11, Mansion House Street, | London, | E.C.
My dear M
I should be very much obliged if you would look over the general remarks in the last
I often long for a good talk with you & am very sorry to live so far off. If I was to come down by the 3.30 train some Saturday afternoon & drive straight over to you, so as to get to Down about 5, should that suit you? If not I must manage to drive over some afternoon earlier.
Please remember me very kindly to M
C Darwin Esq
- f1 3376.f1The address is that of `Robarts, Lubbock & Co. Bankers' in the city of London (Post Office London directory 1861). Lubbock travelled into London daily from his home in Chislehurst, Kent (Hutchinson 1914, 1: 52).
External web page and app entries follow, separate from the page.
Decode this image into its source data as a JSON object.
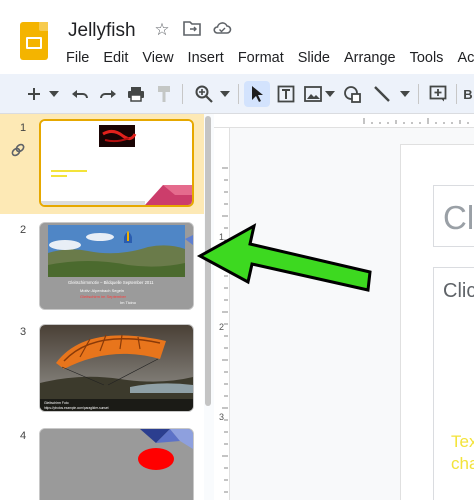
{
  "doc": {
    "title": "Jellyfish"
  },
  "menu": [
    "File",
    "Edit",
    "View",
    "Insert",
    "Format",
    "Slide",
    "Arrange",
    "Tools",
    "Ac"
  ],
  "toolbar": {
    "bg_label": "B"
  },
  "slides": [
    {
      "number": "1",
      "selected": true
    },
    {
      "number": "2",
      "selected": false,
      "caption": "Gleitschirmmotiv – Bildquelle September 2011",
      "line2": "Motiv: Alpenbach Segeln",
      "line3": "Gleitschirm im September",
      "line4": "Im Ticino"
    },
    {
      "number": "3",
      "selected": false,
      "caption": "Gleitschirm Foto",
      "credit": "https://photos.example.com/paraglider-sunset"
    },
    {
      "number": "4",
      "selected": false
    }
  ],
  "ruler": {
    "marks": [
      "1",
      "2",
      "3"
    ]
  },
  "canvas": {
    "title_placeholder": "Cli",
    "body_placeholder": "Clic",
    "yellow_text_line1": "Tex",
    "yellow_text_line2": "cha"
  },
  "colors": {
    "accent": "#fde9b5",
    "arrow": "#3dd920",
    "toolbar": "#edf2fa",
    "logo": "#f4b400"
  }
}
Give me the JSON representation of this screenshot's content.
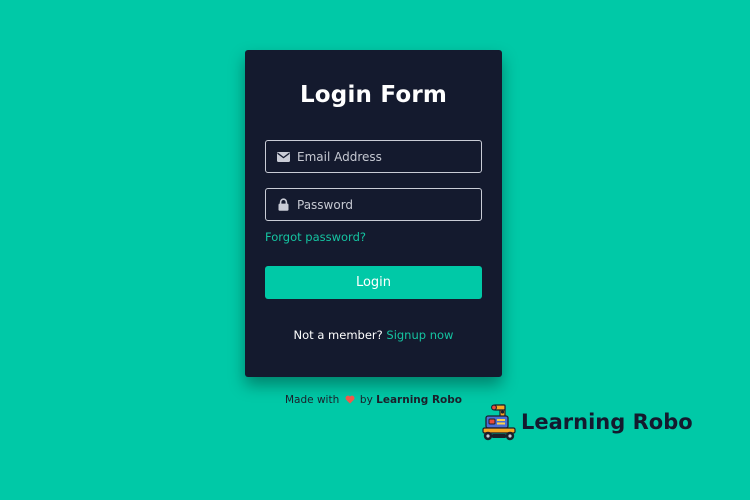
{
  "form": {
    "title": "Login Form",
    "email_placeholder": "Email Address",
    "password_placeholder": "Password",
    "forgot_link": "Forgot password?",
    "login_button": "Login",
    "signup_prompt": "Not a member?",
    "signup_link": "Signup now"
  },
  "footer": {
    "made_with": "Made with",
    "by": "by",
    "author": "Learning Robo"
  },
  "brand": {
    "name": "Learning Robo"
  },
  "colors": {
    "background": "#00c9a7",
    "card": "#141a2e",
    "accent": "#14c4a1",
    "heart": "#f0584a"
  },
  "icons": {
    "email": "envelope-icon",
    "password": "lock-icon",
    "heart": "heart-icon",
    "brand": "robot-logo-icon"
  }
}
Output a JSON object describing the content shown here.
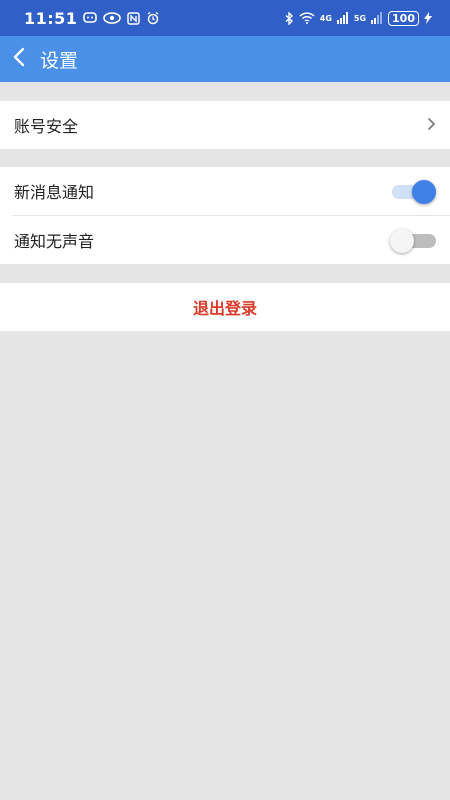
{
  "status_bar": {
    "time": "11:51",
    "battery": "100",
    "net1": "4G",
    "net2": "5G"
  },
  "app_bar": {
    "back_icon": "chevron-left-icon",
    "title": "设置"
  },
  "groups": {
    "account_security": {
      "label": "账号安全",
      "chevron_icon": "chevron-right-icon"
    },
    "new_message_notify": {
      "label": "新消息通知",
      "enabled": true
    },
    "silent_notify": {
      "label": "通知无声音",
      "enabled": false
    },
    "logout": {
      "label": "退出登录"
    }
  },
  "colors": {
    "status_bar": "#2f5fc7",
    "app_bar": "#4a90e8",
    "background": "#e5e5e5",
    "accent": "#3f7fe6",
    "logout_text": "#d93b2a"
  }
}
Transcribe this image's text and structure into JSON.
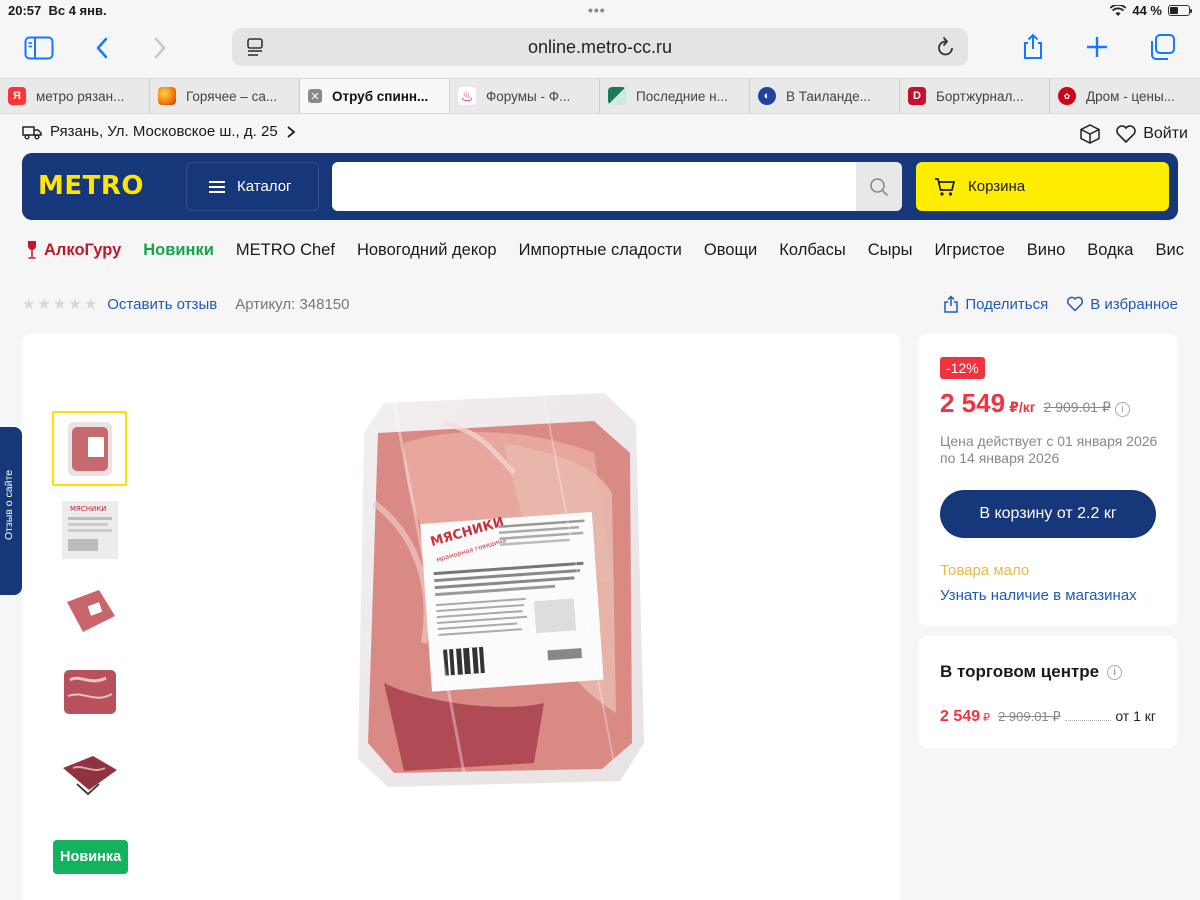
{
  "status_bar": {
    "time": "20:57",
    "date": "Вс 4 янв.",
    "battery": "44 %"
  },
  "browser": {
    "url": "online.metro-cc.ru",
    "tabs": [
      {
        "label": "метро рязан...",
        "icon": "yandex-icon",
        "color": "#f33"
      },
      {
        "label": "Горячее – са...",
        "icon": "pikabu-icon",
        "color": "#f59b00"
      },
      {
        "label": "Отруб спинн...",
        "icon": "close-icon",
        "color": "#777",
        "active": true
      },
      {
        "label": "Форумы - Ф...",
        "icon": "grill-icon",
        "color": "#c03"
      },
      {
        "label": "Последние н...",
        "icon": "news-icon",
        "color": "#2a8"
      },
      {
        "label": "В Таиланде...",
        "icon": "globe-icon",
        "color": "#2242a0"
      },
      {
        "label": "Бортжурнал...",
        "icon": "drive-icon",
        "color": "#c8102e"
      },
      {
        "label": "Дром - цены...",
        "icon": "drom-icon",
        "color": "#d0021b"
      }
    ]
  },
  "site": {
    "location": "Рязань, Ул. Московское ш., д. 25",
    "login": "Войти",
    "logo": "METRO",
    "catalog": "Каталог",
    "search_placeholder": "",
    "cart": "Корзина",
    "nav": [
      "АлкоГуру",
      "Новинки",
      "METRO Chef",
      "Новогодний декор",
      "Импортные сладости",
      "Овощи",
      "Колбасы",
      "Сыры",
      "Игристое",
      "Вино",
      "Водка",
      "Вис"
    ],
    "feedback_tab": "Отзыв о сайте"
  },
  "product": {
    "review_link": "Оставить отзыв",
    "sku": "Артикул: 348150",
    "share": "Поделиться",
    "favorite": "В избранное",
    "rating": 0,
    "badge_new": "Новинка",
    "discount": "-12%",
    "price": "2 549",
    "price_unit": "₽/кг",
    "old_price": "2 909.01 ₽",
    "validity": "Цена действует с 01 января 2026 по 14 января 2026",
    "cta": "В корзину от 2.2 кг",
    "stock": "Товара мало",
    "availability": "Узнать наличие в магазинах",
    "store_title": "В торговом центре",
    "store_price": "2 549",
    "store_currency": "₽",
    "store_old_price": "2 909.01 ₽",
    "store_min": "от 1 кг",
    "label_brand": "МЯСНИКИ",
    "label_sub": "мраморная говядина"
  },
  "colors": {
    "brand_blue": "#16387a",
    "brand_yellow": "#ffe600",
    "price_red": "#ef3340",
    "link": "#1f5ab8",
    "new_green": "#14b25f"
  }
}
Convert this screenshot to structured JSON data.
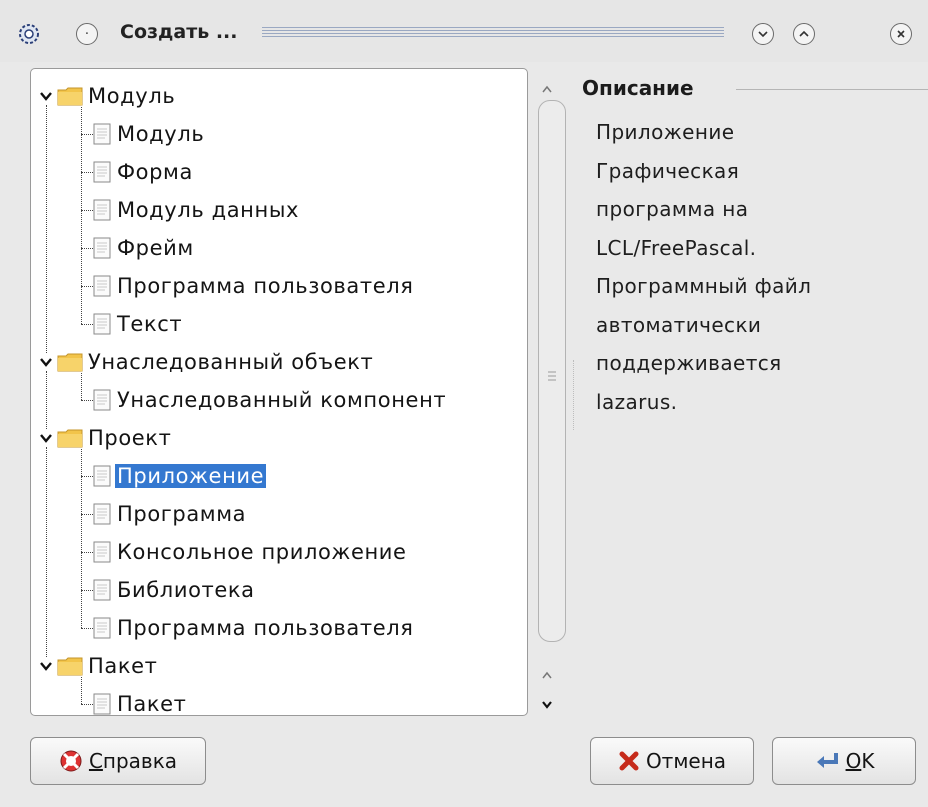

- f2 3376.f2CD was unable because of illness to read the paper Lubbock sent him (see letter to John Lubbock, 23 January ). It was probably a manuscript version of Lubbock's paper entitled `On the geologico-archæological discoveries in Denmark, Switzerland, and France' (Lubbock 1862a), which he read before the Geological and Polytechnic Society of the West Riding of Yorkshire on 19 February 1862. The first part of this paper (pp. 238--56) was a condensed version of Lubbock's observations on ancient lake dwellings in Switzerland, which were shortly to be published in the Natural History Review (Lubbock 1862b). In the latter part of the paper (Lubbock 1862a, pp. 256--73), which was later expanded for publication in the Natural History Review (Lubbock 1862c; see also letter from John Lubbock, 15 May 1862), he described the human artefacts discovered by Jacques Boucher de Perthes in the river gravels of the Somme valley, and discussed their relevance in establishing the antiquity of the human species. The last three pages of the published paper contained Lubbock's most radical public statement on human antiquity to date, concluding that the `cave men' of the Somme were not definitively `the earliest human settlers in Western Europe'. He continued (p. 273):
We have not indeed as yet the materials to decide the question, but if we were to express any opinion on the subject, it would seem more philosophical to imagine that the genus Homo dates back to a period as ancient as the other widely-spread genera of mammalia
- f3 3376.f3John and Ellen Frances Lubbock lived about five miles from Down, in Chislehurst, Kent. See also letter from E. F. Lubbock to Emma Darwin, [January 1862], n. 4.